--- Records for the task Enclosed Below ---

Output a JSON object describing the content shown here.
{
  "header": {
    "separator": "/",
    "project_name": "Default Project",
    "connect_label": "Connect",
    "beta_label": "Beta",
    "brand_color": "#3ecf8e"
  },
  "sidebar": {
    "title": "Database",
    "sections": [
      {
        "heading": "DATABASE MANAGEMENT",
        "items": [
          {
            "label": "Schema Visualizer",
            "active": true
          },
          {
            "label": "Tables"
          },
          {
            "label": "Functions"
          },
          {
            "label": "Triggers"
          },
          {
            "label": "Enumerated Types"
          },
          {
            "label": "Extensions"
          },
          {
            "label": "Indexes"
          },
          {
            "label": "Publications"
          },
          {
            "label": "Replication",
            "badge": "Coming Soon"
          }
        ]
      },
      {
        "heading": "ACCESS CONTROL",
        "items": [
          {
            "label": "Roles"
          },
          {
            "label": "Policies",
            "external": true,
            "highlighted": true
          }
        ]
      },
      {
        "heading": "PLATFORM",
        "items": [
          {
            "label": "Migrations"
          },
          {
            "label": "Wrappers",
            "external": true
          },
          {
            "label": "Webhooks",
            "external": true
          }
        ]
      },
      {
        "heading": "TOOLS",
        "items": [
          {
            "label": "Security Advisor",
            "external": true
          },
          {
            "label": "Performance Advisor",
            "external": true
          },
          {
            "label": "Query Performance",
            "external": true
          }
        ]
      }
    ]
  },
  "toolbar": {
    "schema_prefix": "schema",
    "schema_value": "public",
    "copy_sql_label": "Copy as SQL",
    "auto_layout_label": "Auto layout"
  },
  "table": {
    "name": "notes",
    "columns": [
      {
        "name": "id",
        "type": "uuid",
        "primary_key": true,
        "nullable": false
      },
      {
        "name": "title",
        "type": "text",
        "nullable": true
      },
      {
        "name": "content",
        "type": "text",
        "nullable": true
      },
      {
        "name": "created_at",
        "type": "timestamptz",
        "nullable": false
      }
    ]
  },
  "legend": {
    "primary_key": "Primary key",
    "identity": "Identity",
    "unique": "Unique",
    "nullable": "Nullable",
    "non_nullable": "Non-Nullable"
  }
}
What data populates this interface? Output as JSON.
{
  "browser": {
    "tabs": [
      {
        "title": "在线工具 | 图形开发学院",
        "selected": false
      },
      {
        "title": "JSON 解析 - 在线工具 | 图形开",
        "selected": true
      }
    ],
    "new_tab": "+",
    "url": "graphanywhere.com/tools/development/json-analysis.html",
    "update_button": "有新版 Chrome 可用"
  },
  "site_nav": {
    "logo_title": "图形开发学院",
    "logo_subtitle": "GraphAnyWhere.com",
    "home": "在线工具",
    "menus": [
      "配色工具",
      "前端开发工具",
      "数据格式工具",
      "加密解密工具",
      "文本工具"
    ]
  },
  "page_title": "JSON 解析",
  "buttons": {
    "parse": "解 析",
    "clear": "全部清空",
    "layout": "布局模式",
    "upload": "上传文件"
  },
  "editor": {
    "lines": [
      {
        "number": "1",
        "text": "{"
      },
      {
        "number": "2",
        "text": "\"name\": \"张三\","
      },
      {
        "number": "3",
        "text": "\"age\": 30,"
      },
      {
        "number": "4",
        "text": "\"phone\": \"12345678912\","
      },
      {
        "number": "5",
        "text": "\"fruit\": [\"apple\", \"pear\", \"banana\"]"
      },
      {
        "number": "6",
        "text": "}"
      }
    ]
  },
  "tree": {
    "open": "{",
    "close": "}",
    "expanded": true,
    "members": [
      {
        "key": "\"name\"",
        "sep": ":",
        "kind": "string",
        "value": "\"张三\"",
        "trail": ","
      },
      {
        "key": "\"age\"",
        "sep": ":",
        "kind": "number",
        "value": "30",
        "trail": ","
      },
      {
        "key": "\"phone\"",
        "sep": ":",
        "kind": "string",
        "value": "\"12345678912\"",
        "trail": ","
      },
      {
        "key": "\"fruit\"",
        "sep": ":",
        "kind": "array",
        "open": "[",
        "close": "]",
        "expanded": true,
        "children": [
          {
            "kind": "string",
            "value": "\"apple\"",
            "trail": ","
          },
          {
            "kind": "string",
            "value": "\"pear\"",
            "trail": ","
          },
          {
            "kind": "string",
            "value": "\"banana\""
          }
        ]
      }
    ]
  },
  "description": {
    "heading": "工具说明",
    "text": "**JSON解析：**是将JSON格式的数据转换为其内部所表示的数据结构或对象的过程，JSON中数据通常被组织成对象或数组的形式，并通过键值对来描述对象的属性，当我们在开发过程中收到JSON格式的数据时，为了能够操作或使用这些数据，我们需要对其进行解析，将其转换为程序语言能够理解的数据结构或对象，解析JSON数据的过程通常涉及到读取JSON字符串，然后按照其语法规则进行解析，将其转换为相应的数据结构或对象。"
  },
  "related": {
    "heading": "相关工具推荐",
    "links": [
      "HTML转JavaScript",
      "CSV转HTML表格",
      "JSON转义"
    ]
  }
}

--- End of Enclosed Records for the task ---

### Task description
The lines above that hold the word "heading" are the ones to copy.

### Reply to the task
        "heading": "DATABASE MANAGEMENT",
        "heading": "ACCESS CONTROL",
        "heading": "PLATFORM",
        "heading": "TOOLS",
    "heading": "工具说明",
    "heading": "相关工具推荐",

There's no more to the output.